Disappointment is a normal, though difficult, part of ski racing and childhood in general. Your children will inevitably experience disappointment in ski racing, school, other sports, the arts, and friendships. How your children learn to respond to disappointment will determine its impact on their future achievement and happiness. You can teach your children to see stumbling blocks as opportunities to improve and grow. Offering your children a different perspective on their disappointment—“I know it feels bad right now, but what can you learn from it?”—gives them tools they can use to avoid or minimize their disappointment in the future, and to turn the obstacles to their advantage by increasing resilience, motivation, and confidence.
After “falling off the horse,” your children will naturally feel a brief period of letdown, but then you must encourage them to pick themselves up and get back on the horse, that is, get back to pursuing their ski-racing goals. By staying positive and enthusiastic, you can show your children another, better way of feeling in response to failure and guide them in finding a way to overcome their setback and return to their path of achievement.
Rather than the disappointment disheartening your children and causing them to feel bad about themselves, you can help your children use the experience to affirm their capabilities by showing them that they can conquer their past failures.

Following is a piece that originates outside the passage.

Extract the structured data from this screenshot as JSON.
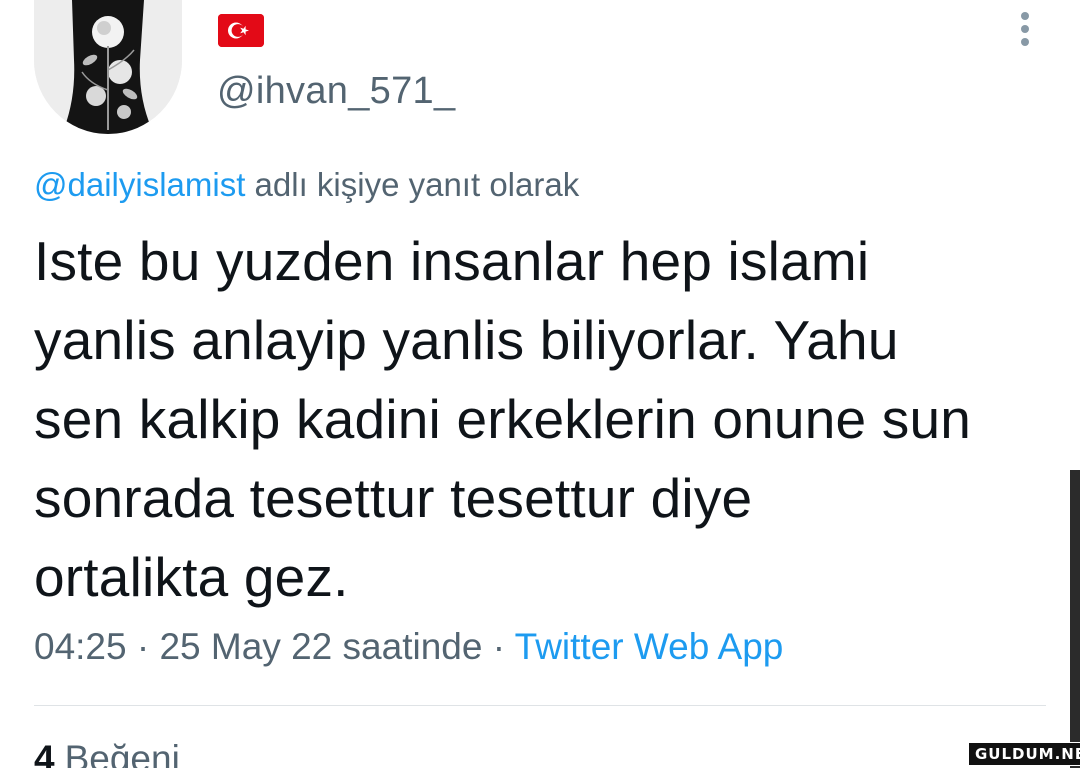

For example, if your young racer isn’t improving as fast as she wants in her slalom skiing, you can tell her how common it is for racers to reach plateaus in their skiing and how these “flat spots” in their progress are necessary and usually a prelude to another period of improvement. You can also encourage her to keep working hard and express your confidence that her progress will continue.
How You Respond to Your Children’s Disappointment
Your attitude toward your children’s inevitable disappointments will influence how they responds to life’s obstacles. You should view your children’s disappointments as training for adulthood. “Childhood disappointment is actually a practice lap on the course to adulthood. If you run interference whenever disappointment threatens, you’re setting kids up to run a marathon without ever letting them train for it,” adds Allison Armstrong. You must convey to your children that failure and disappointment is a part of life and what matters is how they react to it. You can also give your children a boost by showing them that you believe in them, that they should have faith in themselves, and that if they keep trying, they will probably reach their goals: “Life is full of setbacks and disappointment, but if you keep working hard, I know you can do it.”
Here are some suggestions on how to respond to your children’s disappointments:
• Don’t distort the situation to make your children feel better.
• Allow your children to express their feelings about the setback and offer a perspective that may give them another way of looking at it.
• Support your children, but don’t give them a consolation prize.
• Be realistic about your children’s capabilities.
• Give your children feedback that considers their true abilities.
• Help your children find ways to surmount the causes of their difficulties.
• Finally, tell your children that they will survive these disappointments and will achieve their goals if they keep trying hard.
Note: This article is excerpted and modified from my book, Positive Pushing: How to Raise a Successful and Happy Child.
Dr. Jim Taylor drjimtaylor.com,
knows the psychology of ski racing! He competed internationally for
Burke Mtn. Academy, Middlebury College, and the University of Colorado.
For the past 25 years, Dr. Jim has worked with many of America’s leading
junior race programs as well as World Cup competitors from many
countries. He is the author ofPrime Ski Racing Triumph of the Racer’s Mind. Dr. Jim is also the author of two parenting books and speaks regularly to parents, students, and educators around the U.S..
Image by Gepa